*** Begin section ***

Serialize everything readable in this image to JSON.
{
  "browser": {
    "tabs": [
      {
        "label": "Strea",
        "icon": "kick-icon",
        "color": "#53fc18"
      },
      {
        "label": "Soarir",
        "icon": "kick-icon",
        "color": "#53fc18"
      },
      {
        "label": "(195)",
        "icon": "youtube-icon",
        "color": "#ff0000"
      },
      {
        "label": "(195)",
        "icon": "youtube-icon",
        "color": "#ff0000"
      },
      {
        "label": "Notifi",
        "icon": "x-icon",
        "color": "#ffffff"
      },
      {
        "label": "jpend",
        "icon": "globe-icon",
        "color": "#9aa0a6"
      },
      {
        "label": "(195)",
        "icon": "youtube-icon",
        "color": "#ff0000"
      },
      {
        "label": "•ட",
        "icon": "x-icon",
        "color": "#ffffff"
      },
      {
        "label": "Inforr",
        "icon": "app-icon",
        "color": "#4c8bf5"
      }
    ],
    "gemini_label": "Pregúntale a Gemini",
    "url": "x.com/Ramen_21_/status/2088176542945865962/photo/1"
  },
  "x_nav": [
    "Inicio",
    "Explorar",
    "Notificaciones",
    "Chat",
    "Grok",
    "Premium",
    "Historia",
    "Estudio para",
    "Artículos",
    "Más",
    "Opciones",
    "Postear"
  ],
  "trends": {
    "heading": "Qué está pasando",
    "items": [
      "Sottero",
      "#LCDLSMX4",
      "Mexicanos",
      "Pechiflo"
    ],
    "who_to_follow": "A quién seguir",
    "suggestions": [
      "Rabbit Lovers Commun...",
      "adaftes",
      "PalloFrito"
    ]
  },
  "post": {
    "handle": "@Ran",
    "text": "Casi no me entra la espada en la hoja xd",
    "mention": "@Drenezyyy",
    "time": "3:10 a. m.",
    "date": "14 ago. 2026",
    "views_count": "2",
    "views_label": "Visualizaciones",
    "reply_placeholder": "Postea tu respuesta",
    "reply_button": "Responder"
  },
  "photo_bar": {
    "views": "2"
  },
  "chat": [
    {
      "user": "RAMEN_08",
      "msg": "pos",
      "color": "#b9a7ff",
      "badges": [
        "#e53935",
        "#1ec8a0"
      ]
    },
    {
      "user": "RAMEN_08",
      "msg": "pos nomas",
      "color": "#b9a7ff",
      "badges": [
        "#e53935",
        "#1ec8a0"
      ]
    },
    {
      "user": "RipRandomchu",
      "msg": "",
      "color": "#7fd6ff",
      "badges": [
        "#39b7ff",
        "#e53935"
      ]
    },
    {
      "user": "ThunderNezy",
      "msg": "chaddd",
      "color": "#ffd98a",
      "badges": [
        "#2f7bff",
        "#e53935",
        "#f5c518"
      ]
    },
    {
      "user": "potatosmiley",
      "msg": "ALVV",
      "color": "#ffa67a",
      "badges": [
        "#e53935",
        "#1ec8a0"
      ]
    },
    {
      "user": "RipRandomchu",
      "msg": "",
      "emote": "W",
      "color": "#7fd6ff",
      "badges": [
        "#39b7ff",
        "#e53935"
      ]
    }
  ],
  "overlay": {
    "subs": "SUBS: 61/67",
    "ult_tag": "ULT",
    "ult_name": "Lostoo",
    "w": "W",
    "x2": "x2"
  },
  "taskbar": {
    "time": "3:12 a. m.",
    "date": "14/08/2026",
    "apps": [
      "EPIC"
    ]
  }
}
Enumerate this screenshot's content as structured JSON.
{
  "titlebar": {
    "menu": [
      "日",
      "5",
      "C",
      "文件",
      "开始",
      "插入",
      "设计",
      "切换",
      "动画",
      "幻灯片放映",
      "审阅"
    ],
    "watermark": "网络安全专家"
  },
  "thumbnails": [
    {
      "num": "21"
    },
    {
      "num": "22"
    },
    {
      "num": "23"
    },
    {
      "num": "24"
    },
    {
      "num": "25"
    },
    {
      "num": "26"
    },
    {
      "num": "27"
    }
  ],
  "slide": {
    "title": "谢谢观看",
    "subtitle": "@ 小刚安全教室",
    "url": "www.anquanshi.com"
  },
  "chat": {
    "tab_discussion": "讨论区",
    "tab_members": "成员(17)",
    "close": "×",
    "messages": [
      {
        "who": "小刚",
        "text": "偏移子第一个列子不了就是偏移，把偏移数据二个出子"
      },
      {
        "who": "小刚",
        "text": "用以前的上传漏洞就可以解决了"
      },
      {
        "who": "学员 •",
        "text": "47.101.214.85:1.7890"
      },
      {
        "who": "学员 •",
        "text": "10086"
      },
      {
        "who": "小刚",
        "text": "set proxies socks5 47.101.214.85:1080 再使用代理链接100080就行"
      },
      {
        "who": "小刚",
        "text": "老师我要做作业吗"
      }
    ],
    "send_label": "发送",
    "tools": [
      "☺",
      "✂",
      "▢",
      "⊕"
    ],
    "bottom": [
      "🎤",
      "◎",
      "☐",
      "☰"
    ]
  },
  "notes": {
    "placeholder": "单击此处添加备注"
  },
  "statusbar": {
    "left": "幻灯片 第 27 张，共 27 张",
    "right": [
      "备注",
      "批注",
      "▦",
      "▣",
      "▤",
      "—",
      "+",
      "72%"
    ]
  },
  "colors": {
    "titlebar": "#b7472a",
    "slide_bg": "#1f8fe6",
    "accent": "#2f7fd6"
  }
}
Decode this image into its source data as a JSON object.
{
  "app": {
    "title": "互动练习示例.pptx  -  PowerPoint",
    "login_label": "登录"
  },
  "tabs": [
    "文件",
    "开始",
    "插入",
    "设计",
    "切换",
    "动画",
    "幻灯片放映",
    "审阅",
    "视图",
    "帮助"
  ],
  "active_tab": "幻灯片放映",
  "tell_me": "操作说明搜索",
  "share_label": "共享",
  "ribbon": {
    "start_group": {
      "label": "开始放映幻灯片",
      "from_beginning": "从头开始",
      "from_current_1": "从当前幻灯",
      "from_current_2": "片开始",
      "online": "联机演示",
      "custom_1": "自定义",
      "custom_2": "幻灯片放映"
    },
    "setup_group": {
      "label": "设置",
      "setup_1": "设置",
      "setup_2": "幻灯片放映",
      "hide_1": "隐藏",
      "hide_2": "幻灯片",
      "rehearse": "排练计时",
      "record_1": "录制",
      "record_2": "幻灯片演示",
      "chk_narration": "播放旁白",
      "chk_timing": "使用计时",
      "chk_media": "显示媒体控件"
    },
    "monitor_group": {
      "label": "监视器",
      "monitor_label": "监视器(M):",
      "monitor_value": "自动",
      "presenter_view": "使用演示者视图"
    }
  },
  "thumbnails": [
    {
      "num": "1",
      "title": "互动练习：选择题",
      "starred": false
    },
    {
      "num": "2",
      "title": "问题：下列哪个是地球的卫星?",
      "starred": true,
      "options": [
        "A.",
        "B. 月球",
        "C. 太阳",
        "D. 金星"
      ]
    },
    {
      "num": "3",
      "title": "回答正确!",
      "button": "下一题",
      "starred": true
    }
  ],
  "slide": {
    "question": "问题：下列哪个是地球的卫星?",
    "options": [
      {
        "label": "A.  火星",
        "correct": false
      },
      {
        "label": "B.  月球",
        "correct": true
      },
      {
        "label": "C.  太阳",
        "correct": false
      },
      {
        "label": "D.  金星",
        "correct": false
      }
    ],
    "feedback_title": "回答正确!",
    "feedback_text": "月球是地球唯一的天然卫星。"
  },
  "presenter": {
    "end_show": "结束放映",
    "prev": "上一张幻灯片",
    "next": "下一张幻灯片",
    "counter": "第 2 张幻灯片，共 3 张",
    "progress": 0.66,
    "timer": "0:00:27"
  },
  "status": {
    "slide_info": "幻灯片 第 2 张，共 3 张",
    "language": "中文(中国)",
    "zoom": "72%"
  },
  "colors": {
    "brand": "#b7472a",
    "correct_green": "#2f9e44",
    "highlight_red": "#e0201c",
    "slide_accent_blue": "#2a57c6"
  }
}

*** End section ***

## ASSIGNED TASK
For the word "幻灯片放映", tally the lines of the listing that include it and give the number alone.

## ANSWER SECTION
5